Applying to graduate school was one of the most intense times in my life. It was simultaneously terrifying and exciting. I was really lucky–and all of you current Brockport Sociology major and minors are too–to have a really excellent group of faculty members who were incredibly supportive throughout the entire application process. I don’t think there was a single faculty member in the department at that time who didn’t sit down and patiently answer my questions, read over drafts of my application materials, and reassure me that I was indeed smart enough and prepared for graduate school. So on to the advice:
- Utilize the faculty–Each and every faculty member went through this process and has a wealth of valuable advice and insight into what you’re going through now.
- Be organized–If you’re applying to more than a few graduate programs the application materials and different deadlines can quickly become overwhelming. Find an organization system that works for you, and stick with it. Time spent organizing yourself will absolutely save you time later on, and it will likely save you a nervous breakdown.
- Believe in yourself–Have faith in yourself and in your training from the Sociology department at Brockport. You are good enough, you are smart enough, and you’ve been prepared to succeed in graduate school.
What are you studying and why is it important?
My dissertation research looks at a variety of organizations working to document and preserve the multiple histories of Lesbian, Gay, Bisexual, and Transgender folks, and the role of those organizations in creating and supporting queer communities. This research is important for a variety of reasons, one of the most important being that the positive aspects of queer communities have historically been understudied in our field. Recognizing the important work of LGBTQ organizations is essential to fair and accurate representations of LGBTQ individuals and communities. Finally, exploring the role of history and memory in contemporary subcultures and communities is a key contribution of this research project.
Returning to Brockport, what are you most excited about? How do you feel about teaching in a department from which you were graduated? What are you teaching and what can students expect?
Returning to Brockport as in instructor and not a student has been kind of a “trippy” experience. Arriving on campus to pick up my faculty parking permit and my faculty ID four years after leaving Brockport as a new graduate felt like something out of “The Twilight Zone.” I am most excited to have the opportunity to work with and impact current Brockport students the way that the Brockport Sociology and Women’s and Gender Studies faculty impacted me as an undergraduate. I’m also really excited about garbage plates!
I am currently teaching an online section of “SOC395–Sociology of the Life Course,” and I will be teaching a section of “Feminist Theory” on campus this Spring. Students enrolling in my classes can expect to be challenged, to laugh, and to approach a variety of topics in creative ways. I always strive to create a collaborative learning environment where students teach as much as they learn.

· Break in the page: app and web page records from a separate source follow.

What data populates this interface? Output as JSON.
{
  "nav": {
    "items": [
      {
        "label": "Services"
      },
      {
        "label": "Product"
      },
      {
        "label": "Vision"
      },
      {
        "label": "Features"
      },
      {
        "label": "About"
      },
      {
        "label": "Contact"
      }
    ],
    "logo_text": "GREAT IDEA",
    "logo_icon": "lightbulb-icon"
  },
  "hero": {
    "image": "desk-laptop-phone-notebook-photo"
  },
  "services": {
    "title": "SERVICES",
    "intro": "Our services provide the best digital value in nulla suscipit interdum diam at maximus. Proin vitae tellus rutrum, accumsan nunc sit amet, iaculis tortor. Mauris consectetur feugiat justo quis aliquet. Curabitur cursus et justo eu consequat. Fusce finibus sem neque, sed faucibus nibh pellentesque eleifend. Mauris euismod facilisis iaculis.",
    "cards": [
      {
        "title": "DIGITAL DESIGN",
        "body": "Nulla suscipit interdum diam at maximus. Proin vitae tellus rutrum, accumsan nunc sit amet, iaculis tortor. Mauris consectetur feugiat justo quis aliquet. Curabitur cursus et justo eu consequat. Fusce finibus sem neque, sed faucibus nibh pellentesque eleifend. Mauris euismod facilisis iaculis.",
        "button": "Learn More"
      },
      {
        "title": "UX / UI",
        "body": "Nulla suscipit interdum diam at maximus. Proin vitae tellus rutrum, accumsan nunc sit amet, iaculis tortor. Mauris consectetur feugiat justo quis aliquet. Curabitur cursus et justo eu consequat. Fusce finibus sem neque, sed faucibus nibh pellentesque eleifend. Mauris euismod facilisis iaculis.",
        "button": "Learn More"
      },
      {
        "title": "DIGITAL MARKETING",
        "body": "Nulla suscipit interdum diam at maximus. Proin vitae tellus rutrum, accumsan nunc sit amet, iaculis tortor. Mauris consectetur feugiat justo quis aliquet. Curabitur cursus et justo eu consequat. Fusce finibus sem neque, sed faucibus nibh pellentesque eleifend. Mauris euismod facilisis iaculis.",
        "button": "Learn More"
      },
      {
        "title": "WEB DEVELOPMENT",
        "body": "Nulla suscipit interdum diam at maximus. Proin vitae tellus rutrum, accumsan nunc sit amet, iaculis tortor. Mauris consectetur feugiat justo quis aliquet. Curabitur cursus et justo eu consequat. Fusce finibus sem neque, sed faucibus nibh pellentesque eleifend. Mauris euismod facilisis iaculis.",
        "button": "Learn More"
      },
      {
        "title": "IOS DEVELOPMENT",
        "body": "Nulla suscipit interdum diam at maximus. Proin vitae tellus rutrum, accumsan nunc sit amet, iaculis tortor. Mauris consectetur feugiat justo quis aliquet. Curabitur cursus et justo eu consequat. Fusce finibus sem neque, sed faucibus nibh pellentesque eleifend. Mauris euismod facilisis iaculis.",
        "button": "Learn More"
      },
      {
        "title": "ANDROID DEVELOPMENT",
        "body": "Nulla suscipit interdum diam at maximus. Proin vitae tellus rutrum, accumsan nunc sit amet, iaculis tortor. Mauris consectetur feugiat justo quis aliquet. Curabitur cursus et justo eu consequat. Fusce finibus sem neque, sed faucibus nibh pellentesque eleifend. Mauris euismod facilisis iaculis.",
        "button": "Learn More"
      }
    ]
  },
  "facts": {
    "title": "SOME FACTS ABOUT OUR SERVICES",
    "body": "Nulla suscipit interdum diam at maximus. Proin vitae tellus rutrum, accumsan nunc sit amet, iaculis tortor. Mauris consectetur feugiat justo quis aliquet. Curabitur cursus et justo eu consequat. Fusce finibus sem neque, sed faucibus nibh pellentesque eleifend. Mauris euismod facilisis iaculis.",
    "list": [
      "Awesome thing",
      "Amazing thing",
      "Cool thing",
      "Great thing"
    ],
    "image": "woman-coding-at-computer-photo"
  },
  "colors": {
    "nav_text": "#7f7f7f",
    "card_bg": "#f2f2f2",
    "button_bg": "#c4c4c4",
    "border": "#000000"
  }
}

If you’re one of our alumni, and you’re interested in being featured, we’d love to hear from you and for you to share some of what you’ve learned since graduation with our current students. Click here for more information on the blog, and email either Professor Melody Boyd (firstname.lastname@example.org) or Professor Tristan Bridges (email@example.com) to get things started. We’d love to hear from you!